“So, have you decided what you want to do with your life?” asked Dr. Midlane.
Albert shrugged his shoulders. “No idea. I mean, how did people choose a hundred years ago?”
Dr. Midlane leaned back in his seat. “Well, most weren’t troubled with the burden of choice. They did what their parents did.”
“Yes. Very few were educated, or even had access to education. Children learned the family trade. It was the only education available to them.”
“That’s awful. I can’t imagine living that way,” said Albert, thoughtfully. “My dad’s an optician.”
A frown grew across Dr. Midlane’s face. “How long have you been seeing me?”
“Two, two and a half years. Why do you ask?”
“You’re forty years old. You haven’t had a job in five years. You haven’t worked full-time ever. You’ve started your education on six separate occasions and dropped out of school each time,” said Dr. Midlane.
“What’s your point?”
“My point is, you have too much choice. A hundred years ago people worked to survive.”
“But I want more than that. I want to be fulfilled,” complained Albert.
“You’re assuming your grandparents and great grandparents weren’t fulfilled.”
Albert paused for a second. “I hadn’t thought of that.”
“There’s no perfect life. Just living and not living. Right now, you’re not living,” said Dr. Midlane.
“So I should become an optician, like my dad?”
“Do you have any better ideas?”
Albert’s brow furled. “Not a one.” He slapped his knees. “That settles it. I’m gonna do it.”
“There’s an inherent fulfillment in living,” said Dr. Midlane, encouragingly. “Go and be fulfilled.”
Dr. Midlane walked Albert out, then sat at his desk. Picking up the phone, he punched ten numbers and waited.
“Mr. Craig? This is Dr. Midlane.
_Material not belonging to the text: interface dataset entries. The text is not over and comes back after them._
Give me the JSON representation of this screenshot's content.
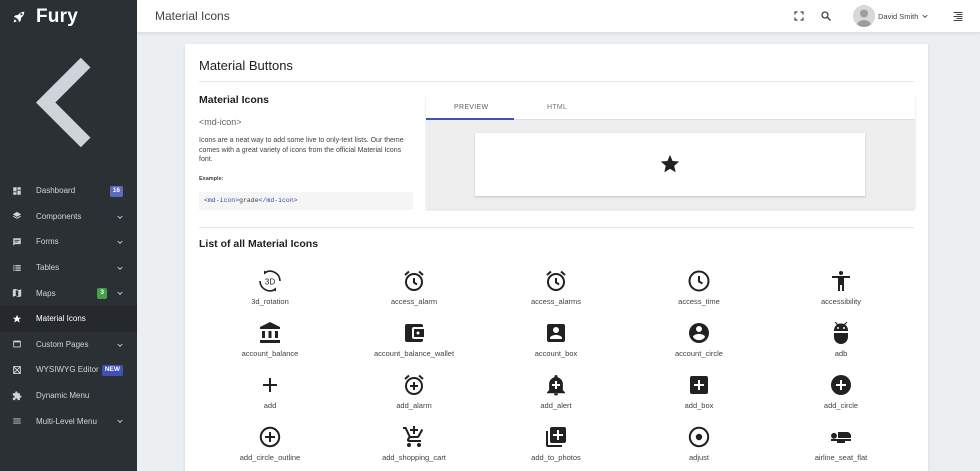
{
  "brand": {
    "name": "Fury",
    "logo_icon": "rocket-icon"
  },
  "sidebar": {
    "items": [
      {
        "label": "Dashboard",
        "icon": "dashboard-icon",
        "badge": "16"
      },
      {
        "label": "Components",
        "icon": "layers-icon"
      },
      {
        "label": "Forms",
        "icon": "forms-icon"
      },
      {
        "label": "Tables",
        "icon": "list-icon"
      },
      {
        "label": "Maps",
        "icon": "map-icon",
        "badge": "3"
      },
      {
        "label": "Material Icons",
        "icon": "star-icon"
      },
      {
        "label": "Custom Pages",
        "icon": "pages-icon"
      },
      {
        "label": "WYSIWYG Editor",
        "icon": "editor-icon",
        "badge": "NEW"
      },
      {
        "label": "Dynamic Menu",
        "icon": "puzzle-icon"
      },
      {
        "label": "Multi-Level Menu",
        "icon": "menu-icon"
      }
    ]
  },
  "header": {
    "title": "Material Icons",
    "user_name": "David Smith"
  },
  "card": {
    "title": "Material Buttons",
    "section_title": "Material Icons",
    "tag": "<md-icon>",
    "description": "Icons are a neat way to add some live to only-text lists. Our theme comes with a great variety of icons from the official Material Icons font.",
    "example_label": "Example:",
    "code_open": "<md-icon>",
    "code_text": "grade",
    "code_close": "</md-icon>",
    "tabs": [
      "PREVIEW",
      "HTML"
    ],
    "list_title": "List of all Material Icons"
  },
  "icons": [
    "3d_rotation",
    "access_alarm",
    "access_alarms",
    "access_time",
    "accessibility",
    "account_balance",
    "account_balance_wallet",
    "account_box",
    "account_circle",
    "adb",
    "add",
    "add_alarm",
    "add_alert",
    "add_box",
    "add_circle",
    "add_circle_outline",
    "add_shopping_cart",
    "add_to_photos",
    "adjust",
    "airline_seat_flat"
  ],
  "colors": {
    "sidebar": "#2b3035",
    "accent": "#3f51b5",
    "badge_blue": "#5c6bc0",
    "badge_green": "#43a047"
  }
}
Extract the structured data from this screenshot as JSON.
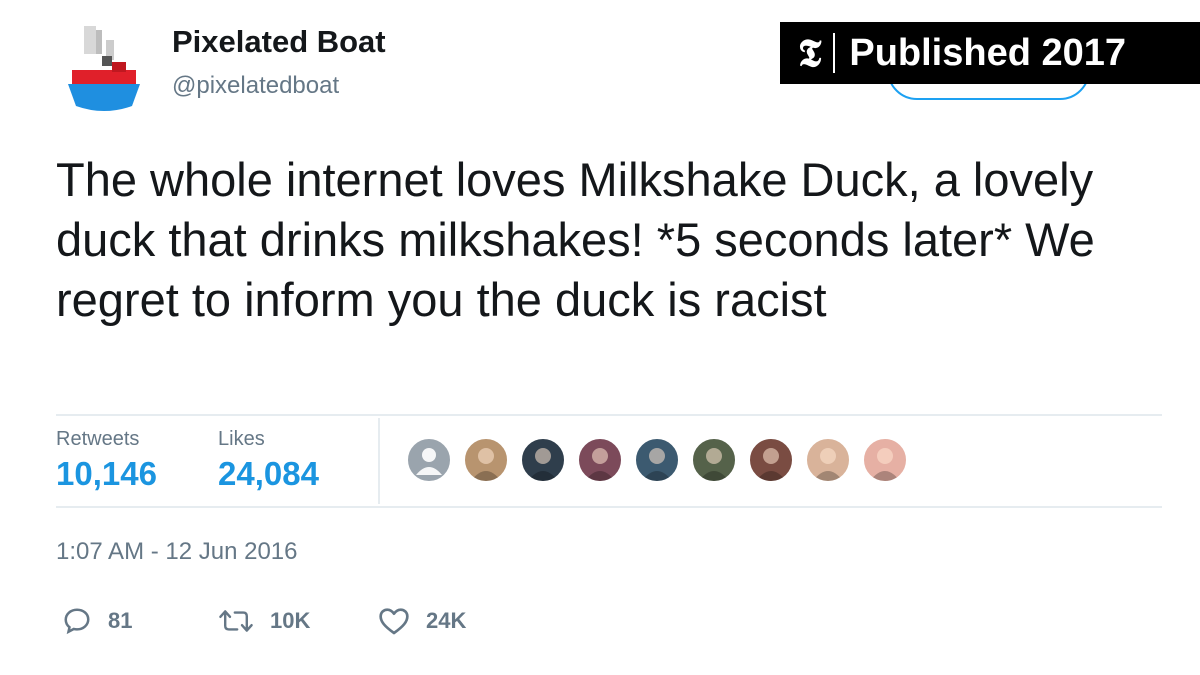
{
  "banner": {
    "text": "Published 2017",
    "logo": "nyt-t-logo",
    "logo_glyph": "𝕿"
  },
  "author": {
    "display_name": "Pixelated Boat",
    "handle": "@pixelatedboat",
    "avatar_icon": "pixelated-boat-avatar"
  },
  "tweet": {
    "text": "The whole internet loves Milkshake Duck, a lovely duck that drinks milkshakes! *5 seconds later* We regret to inform you the duck is racist",
    "timestamp": "1:07 AM - 12 Jun 2016"
  },
  "stats": {
    "retweets_label": "Retweets",
    "retweets_value": "10,146",
    "likes_label": "Likes",
    "likes_value": "24,084"
  },
  "likers": [
    {
      "name": "liker-avatar",
      "color": "#9aa4ad"
    },
    {
      "name": "liker-avatar",
      "color": "#b8946f"
    },
    {
      "name": "liker-avatar",
      "color": "#2f3e4c"
    },
    {
      "name": "liker-avatar",
      "color": "#7c4a5a"
    },
    {
      "name": "liker-avatar",
      "color": "#3c5a70"
    },
    {
      "name": "liker-avatar",
      "color": "#55624a"
    },
    {
      "name": "liker-avatar",
      "color": "#7a4c42"
    },
    {
      "name": "liker-avatar",
      "color": "#d9b39a"
    },
    {
      "name": "liker-avatar",
      "color": "#e6b0a4"
    }
  ],
  "actions": {
    "reply_count": "81",
    "retweet_count": "10K",
    "like_count": "24K"
  },
  "colors": {
    "link_blue": "#1b95e0",
    "muted_gray": "#657786",
    "text": "#14171a",
    "divider": "#e6ecf0"
  }
}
I have some news. It won’t be long until your son Albert moves out of your basement. Don’t cry Mr. Craig. It’s all in a days work.”